Many of the extended Homeric similes are developed in such a way as to become almost independent of the subject they are trying to describe. The most famous ones are the string of four that describe the armies of the Achaeans pouring forth on to the plains of Scamander. They are like fire blazing from the peaks of a mountain, casting a terrible glare. Or like the tribes of winged fowl, wild geese, or cranes, or long-necked swans, on the Asian meadows, crying loudly and flying up, around and forwards in ceaseless change. Or like the swarms of flies that buzz to and fro in the farmyard, in the spring, when milk drenches the pails. Even so did the tribes of the long haired Achaeans pour forth from their ships and huts onto the plains of Troy. No doubt Shakespeare would have enjoyed such homely imagery, and this sonnet is striking because it goes to such lengths to create the picture of the fowl in flight, the flustered woman chasing after it, and the child chasing after her, so much so that it almost seems as if the poet forgets why the image was created by him originally. But he does finally remember, just as the woman finally remembers the crying child she has abandoned, so the story does have a reasonably happy ending, or at least one hopes it does.

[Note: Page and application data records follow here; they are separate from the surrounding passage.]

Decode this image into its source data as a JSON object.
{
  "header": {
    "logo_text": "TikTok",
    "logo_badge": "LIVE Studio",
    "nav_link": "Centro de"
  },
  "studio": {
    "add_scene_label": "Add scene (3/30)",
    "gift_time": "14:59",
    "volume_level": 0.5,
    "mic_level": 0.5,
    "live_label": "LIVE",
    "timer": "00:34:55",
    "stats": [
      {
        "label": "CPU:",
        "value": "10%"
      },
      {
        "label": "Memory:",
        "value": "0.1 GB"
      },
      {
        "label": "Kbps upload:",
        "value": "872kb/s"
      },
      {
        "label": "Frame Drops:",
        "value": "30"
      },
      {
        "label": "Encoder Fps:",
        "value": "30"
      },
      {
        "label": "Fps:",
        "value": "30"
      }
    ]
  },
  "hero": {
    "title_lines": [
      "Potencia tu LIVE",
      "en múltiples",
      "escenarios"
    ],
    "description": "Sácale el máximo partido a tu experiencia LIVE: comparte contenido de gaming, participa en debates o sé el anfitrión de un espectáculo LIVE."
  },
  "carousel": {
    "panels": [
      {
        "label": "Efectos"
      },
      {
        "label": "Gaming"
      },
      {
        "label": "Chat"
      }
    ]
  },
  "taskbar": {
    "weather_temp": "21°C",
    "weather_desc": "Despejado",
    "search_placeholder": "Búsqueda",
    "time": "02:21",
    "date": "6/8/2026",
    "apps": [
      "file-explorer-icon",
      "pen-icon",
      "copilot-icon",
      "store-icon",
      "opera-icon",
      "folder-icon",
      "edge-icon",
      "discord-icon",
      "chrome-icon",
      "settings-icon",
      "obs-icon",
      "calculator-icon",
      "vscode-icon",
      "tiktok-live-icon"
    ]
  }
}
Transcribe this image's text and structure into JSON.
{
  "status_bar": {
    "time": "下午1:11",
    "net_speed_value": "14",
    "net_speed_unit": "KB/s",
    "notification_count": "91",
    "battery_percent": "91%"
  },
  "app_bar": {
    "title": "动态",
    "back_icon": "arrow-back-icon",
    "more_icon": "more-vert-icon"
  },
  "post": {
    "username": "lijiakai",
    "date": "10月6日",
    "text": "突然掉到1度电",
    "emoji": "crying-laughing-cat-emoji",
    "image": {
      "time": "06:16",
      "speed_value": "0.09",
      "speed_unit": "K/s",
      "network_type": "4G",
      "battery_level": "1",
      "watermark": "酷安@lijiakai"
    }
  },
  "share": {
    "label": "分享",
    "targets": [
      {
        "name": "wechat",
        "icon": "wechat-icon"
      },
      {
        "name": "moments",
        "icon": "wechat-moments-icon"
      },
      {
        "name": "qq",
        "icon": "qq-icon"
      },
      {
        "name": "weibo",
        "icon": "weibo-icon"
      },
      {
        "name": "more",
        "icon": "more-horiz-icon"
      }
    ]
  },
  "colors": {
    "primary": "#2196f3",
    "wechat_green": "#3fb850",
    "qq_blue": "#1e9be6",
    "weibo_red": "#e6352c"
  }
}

The imagery is nowadays likely to appear antiquated, unless one happens to live in a remote rural area. Women no longer chase chickens across the fields, and dump the baby while they run after it. Most of our fowls are reared in hidden cages and mansions. It is interesting to note, however, that the Homeric simile to which it seems to be related (given below) is almost as fresh as ever, despite the two and a half millenia or more which separate us from that alien world. One would not be too much surprised to see a similar scene on the streets of New York or London, for the crying child is almost universal.
Why, Patroclus, art thou bathed in tears, like a girl, a mere babe, that runneth by her mother's side and biddeth her take her up, and clutcheth at her gown, and hindereth her in her going, and tearfully looketh up at her, till the mother take her up? Even like her, Patroclus, dost thou let fall round tears. Homer Iliad XVI.7-11. Loeb trans.
The 1609 Quarto Version
LOe as a carefull huſwife runnes to catch,
One of her fethered creatures broake away,
Sets downe her babe and makes all ſwift diſpatch
In purſuit of the thing ſhe would haue ſtay:
Whilſt her neglected child holds her in chace,
Cries to catch her whoſe buſie care is bent,
To follow that which flies before her face:
Not prizing her poore infants diſcontent ;
So runſt thou after that which flies from thee,
Whilſt I thy babe chace thee a farre behind,
But if thou catch thy hope turne back to me:
And play the mothers part kiſſe me,be kind.
So will I pray that thou maiſt haue thy Will,
If thou turne back and my loude crying ſtill.